“The word ‘economics’ makes me hiss like Gollum in Tolkien’s The Hobbit: ‘I hates it, I hates it, I hates it forever.’ For I believe classical economic theory, and all the theories it presupposes, is destroying the magic ring of life.” —The Abstract Wild, Jack Turner
At the beginning of this school year, when both my kids were enrolled back in school, I made a slight shift in my life. Since I was almost guaranteed a 25-minute walk to school, and at least the same back home, I decided to give myself permission to walk for one hour per day without listening to podcasts. As someone who’s chronically overcommitted and overwhelmed, walking and listening is one of the ways I get stuff done. It also, though, contributes to the feelings of overwhelm and burnout. Something needed to shift.
I failed almost immediately—there is so much work to get back to! and relatives to phone! and Taylor Swift to listen to!—but have definitely been walking more often, most days, without listening to anything, and finding myself more relaxed after a walk, as well as more focused. (I’m also getting through far fewer podcasts.

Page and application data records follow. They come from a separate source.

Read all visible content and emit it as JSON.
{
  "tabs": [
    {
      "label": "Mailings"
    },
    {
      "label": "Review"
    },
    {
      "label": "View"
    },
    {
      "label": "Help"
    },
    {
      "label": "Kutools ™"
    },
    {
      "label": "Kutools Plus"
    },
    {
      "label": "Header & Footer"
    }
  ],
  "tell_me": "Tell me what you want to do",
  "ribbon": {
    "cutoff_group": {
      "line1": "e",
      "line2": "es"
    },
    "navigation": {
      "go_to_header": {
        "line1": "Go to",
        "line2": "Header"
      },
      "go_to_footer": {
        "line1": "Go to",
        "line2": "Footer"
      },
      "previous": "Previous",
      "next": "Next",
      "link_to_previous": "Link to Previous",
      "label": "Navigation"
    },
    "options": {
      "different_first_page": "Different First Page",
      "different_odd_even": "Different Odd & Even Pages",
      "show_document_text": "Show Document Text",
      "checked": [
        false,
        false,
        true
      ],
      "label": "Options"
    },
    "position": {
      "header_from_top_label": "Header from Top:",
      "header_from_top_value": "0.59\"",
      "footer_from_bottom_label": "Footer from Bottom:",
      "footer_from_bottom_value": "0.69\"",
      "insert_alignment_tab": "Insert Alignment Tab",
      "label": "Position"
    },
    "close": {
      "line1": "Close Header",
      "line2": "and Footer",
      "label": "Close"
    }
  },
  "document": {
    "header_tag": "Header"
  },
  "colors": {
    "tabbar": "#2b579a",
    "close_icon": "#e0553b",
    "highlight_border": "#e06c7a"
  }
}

And essays, too, since I use the Curio app to catch up on many of those.)
Even though I live in a small town and rarely find anywhere to walk that my feet haven’t been before, it’s been a bit of a relief to nudge attention more into the lake, the treetops, the eagle that just flew by, the paucity of chokecherries in my usual foraging spots, the irritation of increased traffic and larger vehicles, the only time I have ever seen a muskrat in the river.
Being connected to the world around us as deeply as we’re able is one of the reasons I care about walking so much. “At its core, this book is about deep human connection,” I wrote in the introduction to A Walking Life. I still believe that, but believe even more that everything is about deep connection. Or should be. And that same connection extends far beyond the human.
In her book Doughnut Economics, economist Kate Raworth laid out a model for a different, more realistic economic system—one that meets human needs within local and planetary ecological boundaries. To do so, she first had to dismantle the models and convictions that have become hardened in economists’ (and laypeople’s minds), beginning with the idea of any economy as a closed, self-reliant system.
She started with a 1948 book by Paul Samuelson, titled Economics, and its iconic Circular Flow diagram, which was an inspiration for engineer Bill Phillips to build a hydraulic machine called the MONIAC machine (Monetary National Income Analog Computer) that generations of economics students have believed to be a perfect model of economic flow.
But it was missing something.
Keep reading with a 7-day free trial
Subscribe to On the Commons to keep reading this post and get 7 days of free access to the full post archives.